da Rocha-Filho, Léo Correia, Melo, Gabriel A.R.
Journal of natural history 2011 v.45 no.45-46 pp. 2815-2840
Apidae, Malpighiaceae, Orchidaceae, Styracaceae, brood cells, mortality, natural enemies, nesting, nesting sites, oils, pollen, rain forests, solitary bees, Brazil

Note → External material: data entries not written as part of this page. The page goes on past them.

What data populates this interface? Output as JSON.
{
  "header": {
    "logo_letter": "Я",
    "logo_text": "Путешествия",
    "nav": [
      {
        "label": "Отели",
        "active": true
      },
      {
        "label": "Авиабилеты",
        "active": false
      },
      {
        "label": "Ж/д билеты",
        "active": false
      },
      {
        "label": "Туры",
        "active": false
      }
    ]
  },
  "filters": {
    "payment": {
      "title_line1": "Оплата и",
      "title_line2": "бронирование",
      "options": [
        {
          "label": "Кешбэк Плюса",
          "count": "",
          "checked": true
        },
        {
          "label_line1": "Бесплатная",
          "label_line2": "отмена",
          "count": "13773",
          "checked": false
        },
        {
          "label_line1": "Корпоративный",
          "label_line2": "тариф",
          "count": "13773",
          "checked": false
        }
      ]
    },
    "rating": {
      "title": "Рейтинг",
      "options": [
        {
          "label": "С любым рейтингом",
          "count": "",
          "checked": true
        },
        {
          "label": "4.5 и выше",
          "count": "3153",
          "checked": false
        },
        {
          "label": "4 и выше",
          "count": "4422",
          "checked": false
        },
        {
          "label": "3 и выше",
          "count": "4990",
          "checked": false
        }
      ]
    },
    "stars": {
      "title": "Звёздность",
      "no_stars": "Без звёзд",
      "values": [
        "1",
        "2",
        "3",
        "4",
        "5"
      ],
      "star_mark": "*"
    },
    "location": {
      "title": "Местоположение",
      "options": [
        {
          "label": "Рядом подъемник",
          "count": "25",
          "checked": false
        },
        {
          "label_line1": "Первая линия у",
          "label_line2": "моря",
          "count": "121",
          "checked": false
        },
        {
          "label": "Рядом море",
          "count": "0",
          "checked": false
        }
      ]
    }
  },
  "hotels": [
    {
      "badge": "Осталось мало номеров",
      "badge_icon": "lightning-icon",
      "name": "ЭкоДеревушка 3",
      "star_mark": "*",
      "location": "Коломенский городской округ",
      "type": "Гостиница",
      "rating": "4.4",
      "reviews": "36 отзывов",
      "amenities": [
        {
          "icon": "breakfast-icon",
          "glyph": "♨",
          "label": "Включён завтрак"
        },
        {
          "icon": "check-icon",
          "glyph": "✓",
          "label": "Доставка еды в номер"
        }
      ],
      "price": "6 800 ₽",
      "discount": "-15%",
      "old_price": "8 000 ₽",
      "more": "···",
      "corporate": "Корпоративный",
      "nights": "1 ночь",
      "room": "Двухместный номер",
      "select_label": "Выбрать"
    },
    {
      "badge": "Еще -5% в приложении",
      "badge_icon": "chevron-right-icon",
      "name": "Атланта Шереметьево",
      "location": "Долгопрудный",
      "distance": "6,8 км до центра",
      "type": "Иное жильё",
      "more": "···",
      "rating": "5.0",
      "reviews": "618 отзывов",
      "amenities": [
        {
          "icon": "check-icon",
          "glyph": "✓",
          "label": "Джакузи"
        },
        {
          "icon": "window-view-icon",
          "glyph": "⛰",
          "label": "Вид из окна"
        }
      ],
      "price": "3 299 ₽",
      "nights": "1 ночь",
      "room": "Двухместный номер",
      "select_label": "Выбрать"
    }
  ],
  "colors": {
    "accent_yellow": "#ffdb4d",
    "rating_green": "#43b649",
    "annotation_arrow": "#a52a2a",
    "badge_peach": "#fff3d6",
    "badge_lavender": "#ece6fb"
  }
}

The species Monoeca haemorrhoidalis, the largest species in the genus, occurs in the Atlantic rainforest of southeastern and southern Brazil. The aim of this study was to investigate the nesting ecology of M. haemorrhoidalis and its interactions with natural enemies. Nest aggregations were studied in an area at the transition between Dense and Mixed Temperate Rainforest, south Brazil. The period of nest construction and cell provisioning started in October and stopped in February. Plant species of the families Orchidaceae, Styracaceae and, mainly, Malpighiaceae, were the most important pollen and floral oil resources that were used in brood cell provisioning. During the nest construction activities, 27 insect species were observed at the nesting sites. The cleptoparasitic bee Protosiris gigas was one of the main causes of M. haemorrhoidalis mortality. Some behavioural and biological data of P. gigas are also reported.